They include Bob Sullivan, 98 year-old D-Day veteran, who fought in World War II.
“This year has changed life as we know it causing uncertainty and worry,” he said.
“Getting vaccinated against coronavirus today is the best early Christmas gift we could hope for and thanks to our nursing team here and NHS staff like Pippa we will have a real spring in our step as we head into our locked down Christmas.”
Chelsea Pensioner Pam Richards, 88 who served with the Women’s Royal Army Corp said: “I think the vaccine is really important. You’re not just protecting yourself, you’re also protecting everyone else.”
Pippa Nightingale chief nurse at Chelsea and Westminster Hospital NHS Foundation Trust who is vaccinating the Chelsea pensioners, said:
“Delivering this life-saving vaccine to the Chelsea Pensioners is a real honour, they’ve fought to protect us and now we can return the favour and help protect them from coronavirus.
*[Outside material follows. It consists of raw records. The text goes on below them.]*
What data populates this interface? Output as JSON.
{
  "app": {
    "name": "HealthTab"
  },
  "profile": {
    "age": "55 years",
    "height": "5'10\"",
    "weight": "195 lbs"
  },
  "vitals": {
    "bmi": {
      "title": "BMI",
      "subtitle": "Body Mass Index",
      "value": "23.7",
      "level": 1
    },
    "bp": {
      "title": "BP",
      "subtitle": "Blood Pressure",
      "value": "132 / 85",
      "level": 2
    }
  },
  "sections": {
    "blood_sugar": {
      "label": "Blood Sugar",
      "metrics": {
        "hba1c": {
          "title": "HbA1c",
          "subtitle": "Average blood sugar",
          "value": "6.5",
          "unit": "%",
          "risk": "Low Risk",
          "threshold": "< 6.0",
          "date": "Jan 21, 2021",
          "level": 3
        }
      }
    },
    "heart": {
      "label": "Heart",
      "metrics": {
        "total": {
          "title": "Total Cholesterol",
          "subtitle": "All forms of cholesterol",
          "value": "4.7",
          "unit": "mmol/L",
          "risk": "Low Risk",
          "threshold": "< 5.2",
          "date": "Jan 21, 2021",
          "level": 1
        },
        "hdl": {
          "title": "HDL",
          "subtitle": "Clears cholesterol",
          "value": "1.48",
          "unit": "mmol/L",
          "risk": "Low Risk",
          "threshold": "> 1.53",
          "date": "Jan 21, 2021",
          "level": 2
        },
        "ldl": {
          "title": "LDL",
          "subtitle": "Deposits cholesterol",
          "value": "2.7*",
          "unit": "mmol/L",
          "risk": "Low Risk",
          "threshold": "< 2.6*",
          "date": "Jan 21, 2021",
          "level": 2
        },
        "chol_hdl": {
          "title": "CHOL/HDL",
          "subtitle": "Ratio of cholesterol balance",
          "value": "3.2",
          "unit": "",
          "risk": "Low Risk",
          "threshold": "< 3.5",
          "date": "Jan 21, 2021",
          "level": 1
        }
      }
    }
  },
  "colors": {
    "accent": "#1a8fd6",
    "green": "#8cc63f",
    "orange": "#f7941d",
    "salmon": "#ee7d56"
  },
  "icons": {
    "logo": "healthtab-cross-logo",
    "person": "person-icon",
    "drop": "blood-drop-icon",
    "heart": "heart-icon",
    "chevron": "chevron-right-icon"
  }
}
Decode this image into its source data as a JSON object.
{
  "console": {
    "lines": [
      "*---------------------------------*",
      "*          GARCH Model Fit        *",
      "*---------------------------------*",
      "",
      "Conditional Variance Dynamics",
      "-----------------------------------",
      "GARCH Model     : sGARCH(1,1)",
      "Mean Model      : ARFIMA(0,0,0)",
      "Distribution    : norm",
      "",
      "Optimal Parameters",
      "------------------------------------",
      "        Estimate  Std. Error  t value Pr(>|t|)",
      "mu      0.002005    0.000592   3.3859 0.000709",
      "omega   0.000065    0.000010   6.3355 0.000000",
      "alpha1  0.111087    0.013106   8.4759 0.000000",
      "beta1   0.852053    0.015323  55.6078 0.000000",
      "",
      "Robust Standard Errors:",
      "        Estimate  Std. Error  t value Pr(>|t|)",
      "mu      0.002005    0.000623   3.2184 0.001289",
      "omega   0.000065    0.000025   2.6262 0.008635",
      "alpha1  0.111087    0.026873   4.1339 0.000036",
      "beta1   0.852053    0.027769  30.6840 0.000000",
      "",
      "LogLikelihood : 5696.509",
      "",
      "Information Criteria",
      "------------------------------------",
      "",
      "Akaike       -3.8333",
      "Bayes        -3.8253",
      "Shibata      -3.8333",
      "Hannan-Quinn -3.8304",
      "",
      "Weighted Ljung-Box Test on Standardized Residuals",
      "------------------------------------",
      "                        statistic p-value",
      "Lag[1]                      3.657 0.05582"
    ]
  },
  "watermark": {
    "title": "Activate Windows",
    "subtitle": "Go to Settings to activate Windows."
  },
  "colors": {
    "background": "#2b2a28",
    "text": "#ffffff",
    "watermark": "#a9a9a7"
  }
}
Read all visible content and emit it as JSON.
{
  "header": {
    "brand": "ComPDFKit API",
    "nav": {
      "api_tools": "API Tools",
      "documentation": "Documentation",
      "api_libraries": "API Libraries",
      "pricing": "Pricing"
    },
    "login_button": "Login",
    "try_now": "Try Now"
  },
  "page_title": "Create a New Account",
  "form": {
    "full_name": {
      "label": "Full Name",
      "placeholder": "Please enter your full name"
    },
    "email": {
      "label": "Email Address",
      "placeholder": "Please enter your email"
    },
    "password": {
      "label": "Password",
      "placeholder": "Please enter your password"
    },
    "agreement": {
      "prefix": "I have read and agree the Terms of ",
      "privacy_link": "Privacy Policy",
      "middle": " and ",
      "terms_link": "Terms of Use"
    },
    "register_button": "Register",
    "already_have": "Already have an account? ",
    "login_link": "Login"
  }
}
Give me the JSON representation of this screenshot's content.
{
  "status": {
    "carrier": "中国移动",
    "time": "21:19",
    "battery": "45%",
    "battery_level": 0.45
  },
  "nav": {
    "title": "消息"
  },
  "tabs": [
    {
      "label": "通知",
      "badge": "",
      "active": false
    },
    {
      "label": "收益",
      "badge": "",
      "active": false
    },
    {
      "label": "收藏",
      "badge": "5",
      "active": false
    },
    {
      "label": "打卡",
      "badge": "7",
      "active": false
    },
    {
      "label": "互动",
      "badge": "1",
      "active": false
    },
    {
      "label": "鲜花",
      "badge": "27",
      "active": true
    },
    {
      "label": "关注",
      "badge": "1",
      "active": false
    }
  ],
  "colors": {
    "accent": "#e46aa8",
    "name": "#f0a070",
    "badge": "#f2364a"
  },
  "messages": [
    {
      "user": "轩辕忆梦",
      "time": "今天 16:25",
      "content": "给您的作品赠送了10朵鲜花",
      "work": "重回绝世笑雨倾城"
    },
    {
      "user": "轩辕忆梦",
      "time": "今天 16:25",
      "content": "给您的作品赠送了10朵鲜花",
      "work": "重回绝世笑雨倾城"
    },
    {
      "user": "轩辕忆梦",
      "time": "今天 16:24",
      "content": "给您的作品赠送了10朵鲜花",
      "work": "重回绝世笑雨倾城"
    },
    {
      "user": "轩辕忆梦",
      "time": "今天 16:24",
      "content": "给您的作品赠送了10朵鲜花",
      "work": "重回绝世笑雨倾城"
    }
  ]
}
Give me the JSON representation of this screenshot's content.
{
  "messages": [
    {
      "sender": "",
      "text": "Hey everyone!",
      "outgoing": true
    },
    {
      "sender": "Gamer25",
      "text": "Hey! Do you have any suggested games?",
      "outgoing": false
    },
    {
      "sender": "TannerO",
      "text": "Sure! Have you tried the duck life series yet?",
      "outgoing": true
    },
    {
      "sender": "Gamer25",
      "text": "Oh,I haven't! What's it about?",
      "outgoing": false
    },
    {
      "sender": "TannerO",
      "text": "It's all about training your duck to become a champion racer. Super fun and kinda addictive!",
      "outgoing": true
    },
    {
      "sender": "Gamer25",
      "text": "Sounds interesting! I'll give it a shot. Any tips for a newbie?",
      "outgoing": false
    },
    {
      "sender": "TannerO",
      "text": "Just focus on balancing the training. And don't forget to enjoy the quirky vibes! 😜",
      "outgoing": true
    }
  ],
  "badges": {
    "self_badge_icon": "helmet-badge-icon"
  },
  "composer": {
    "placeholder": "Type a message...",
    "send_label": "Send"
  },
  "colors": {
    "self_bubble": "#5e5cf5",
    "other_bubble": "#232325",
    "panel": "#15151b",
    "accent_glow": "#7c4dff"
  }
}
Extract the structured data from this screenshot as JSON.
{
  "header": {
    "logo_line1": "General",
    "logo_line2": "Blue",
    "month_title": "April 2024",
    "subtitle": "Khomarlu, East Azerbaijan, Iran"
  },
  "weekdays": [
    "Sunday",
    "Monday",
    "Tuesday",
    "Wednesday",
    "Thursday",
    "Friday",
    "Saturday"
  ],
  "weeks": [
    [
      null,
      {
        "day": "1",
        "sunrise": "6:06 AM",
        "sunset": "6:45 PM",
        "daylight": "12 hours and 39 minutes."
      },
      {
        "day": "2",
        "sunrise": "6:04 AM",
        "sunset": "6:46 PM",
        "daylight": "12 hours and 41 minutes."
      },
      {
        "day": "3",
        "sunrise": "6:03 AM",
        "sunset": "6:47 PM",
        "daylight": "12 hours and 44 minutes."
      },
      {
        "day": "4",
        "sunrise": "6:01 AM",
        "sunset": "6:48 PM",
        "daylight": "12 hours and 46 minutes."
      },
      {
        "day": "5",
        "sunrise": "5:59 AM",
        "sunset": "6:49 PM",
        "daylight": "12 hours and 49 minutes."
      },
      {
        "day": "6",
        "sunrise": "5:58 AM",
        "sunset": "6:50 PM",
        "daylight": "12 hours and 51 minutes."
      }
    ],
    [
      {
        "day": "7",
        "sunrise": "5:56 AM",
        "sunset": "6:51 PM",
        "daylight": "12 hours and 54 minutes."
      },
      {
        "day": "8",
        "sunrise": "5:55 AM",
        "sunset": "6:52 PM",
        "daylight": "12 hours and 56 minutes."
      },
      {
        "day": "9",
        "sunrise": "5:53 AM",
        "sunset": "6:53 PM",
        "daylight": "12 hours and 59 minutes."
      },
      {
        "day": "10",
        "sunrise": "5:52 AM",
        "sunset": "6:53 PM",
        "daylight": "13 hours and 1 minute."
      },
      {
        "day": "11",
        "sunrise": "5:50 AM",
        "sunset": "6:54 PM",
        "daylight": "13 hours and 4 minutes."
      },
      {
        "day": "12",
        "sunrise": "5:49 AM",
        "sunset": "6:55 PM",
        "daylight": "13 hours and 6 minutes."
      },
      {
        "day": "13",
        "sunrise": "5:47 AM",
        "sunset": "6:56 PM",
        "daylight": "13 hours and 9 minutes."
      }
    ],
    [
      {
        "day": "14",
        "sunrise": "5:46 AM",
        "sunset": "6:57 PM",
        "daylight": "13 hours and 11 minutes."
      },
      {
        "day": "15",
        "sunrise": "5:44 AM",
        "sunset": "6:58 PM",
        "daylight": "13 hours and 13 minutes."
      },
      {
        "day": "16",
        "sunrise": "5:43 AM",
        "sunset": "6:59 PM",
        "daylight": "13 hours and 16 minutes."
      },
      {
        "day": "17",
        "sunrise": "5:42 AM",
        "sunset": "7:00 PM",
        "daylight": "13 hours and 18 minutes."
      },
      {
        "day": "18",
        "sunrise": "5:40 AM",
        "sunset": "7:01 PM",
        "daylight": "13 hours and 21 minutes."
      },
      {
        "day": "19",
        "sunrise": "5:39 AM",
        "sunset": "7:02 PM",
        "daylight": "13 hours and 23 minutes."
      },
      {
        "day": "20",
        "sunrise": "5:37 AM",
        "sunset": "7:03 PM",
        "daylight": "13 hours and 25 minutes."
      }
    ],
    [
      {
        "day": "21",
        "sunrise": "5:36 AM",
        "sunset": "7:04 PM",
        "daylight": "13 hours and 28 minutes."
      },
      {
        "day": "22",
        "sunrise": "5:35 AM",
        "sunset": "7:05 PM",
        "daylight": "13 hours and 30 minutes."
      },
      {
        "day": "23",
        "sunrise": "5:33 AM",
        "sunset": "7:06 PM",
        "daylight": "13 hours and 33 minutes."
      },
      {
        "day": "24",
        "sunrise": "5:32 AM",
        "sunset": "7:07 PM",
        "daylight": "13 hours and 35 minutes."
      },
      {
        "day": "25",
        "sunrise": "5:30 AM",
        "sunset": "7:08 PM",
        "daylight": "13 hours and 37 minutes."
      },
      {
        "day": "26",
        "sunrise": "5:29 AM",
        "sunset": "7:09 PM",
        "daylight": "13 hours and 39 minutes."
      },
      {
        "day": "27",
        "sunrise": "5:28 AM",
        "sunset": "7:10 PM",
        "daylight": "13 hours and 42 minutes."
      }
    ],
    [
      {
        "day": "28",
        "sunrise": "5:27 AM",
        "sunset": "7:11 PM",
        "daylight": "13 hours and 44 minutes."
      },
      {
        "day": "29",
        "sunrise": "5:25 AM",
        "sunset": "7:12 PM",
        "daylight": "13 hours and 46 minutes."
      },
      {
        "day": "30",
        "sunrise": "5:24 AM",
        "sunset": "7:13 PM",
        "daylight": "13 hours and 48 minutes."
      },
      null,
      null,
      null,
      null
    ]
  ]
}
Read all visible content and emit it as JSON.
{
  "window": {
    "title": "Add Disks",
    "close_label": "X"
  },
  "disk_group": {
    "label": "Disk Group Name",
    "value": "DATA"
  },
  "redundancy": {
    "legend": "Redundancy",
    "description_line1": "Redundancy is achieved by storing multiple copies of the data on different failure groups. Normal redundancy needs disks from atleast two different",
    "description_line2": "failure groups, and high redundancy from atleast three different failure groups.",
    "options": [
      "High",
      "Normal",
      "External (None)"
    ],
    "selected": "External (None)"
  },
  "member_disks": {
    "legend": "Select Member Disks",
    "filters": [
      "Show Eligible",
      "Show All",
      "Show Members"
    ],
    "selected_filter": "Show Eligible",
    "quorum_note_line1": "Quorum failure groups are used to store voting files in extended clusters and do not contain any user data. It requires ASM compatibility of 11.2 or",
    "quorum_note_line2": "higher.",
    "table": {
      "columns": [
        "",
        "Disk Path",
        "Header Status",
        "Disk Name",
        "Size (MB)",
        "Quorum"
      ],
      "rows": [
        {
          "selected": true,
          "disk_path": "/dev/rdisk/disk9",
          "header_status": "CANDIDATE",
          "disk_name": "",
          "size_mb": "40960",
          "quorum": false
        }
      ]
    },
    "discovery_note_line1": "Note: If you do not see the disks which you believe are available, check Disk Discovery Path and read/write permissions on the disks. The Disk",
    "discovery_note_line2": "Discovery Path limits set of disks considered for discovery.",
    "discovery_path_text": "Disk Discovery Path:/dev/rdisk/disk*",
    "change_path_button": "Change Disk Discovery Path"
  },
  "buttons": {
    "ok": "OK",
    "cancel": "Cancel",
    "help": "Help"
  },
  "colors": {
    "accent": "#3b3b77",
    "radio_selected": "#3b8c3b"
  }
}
“The NHS has had a fantastic start to its largest ever vaccination programme, it is a positive way to end what has been a challenging year for the NHS and feels very rewarding to be administering the vaccine. I am looking forward to coming back in 21 days to administer the second vaccine as it’s vital that once everybody has had their first jab, that they attend their follow up appointment for the second.”
The NHS was the first health service in the world to vaccinate people against coronavirus, outside of a clinical trial.
Care home residents and staff are being prioritised along with people aged 80 and above in the first phase of the vaccination programme, the biggest in NHS history.
Just over two weeks since the first vaccination, hundreds of thousands of people have been vaccinated at 60 hospital hubs and more than 500 GP-run vaccination centres.
Practising London GP and NHS director of primary care, Dr Nikki Kanani, said:
“GPs, nurses, pharmacists and other primary care staff have well established relationships with their care homes and people in their local areas and I’m proud that we are able to vaccinate those at highest risk, ensuring they are protected from coronavirus.
“It is down to the efforts of hardworking NHS staff that hundreds of local vaccination services led by family doctors and their teams are now vaccinating their patients, including our veterans at Chelsea pensioners, with many more due to be vaccinated over the festive period.”
General Sir Adrian Bradshaw, Governor of the Royal Hospital Chelsea said:
“Today marks a new chapter in the Hospital’s battle with coronavirus. With an average age of 82, the Chelsea Pensioners are in the highest priority group to receive the vaccine. This is an early Christmas present for them whilst they, like the rest of the country come to terms with the latest restrictions.
“We all look forward to a better 2021 when they can be out and about representing the Nation’s Veterans throughout the country. Meanwhile, they send their warmest wishes to the Nation as they too, batten down the hatches to celebrate a socially distanced Christmas.”
The NHS will contact people in the priority groups when it is their turn to receive the vaccine. There is no need to contact the NHS.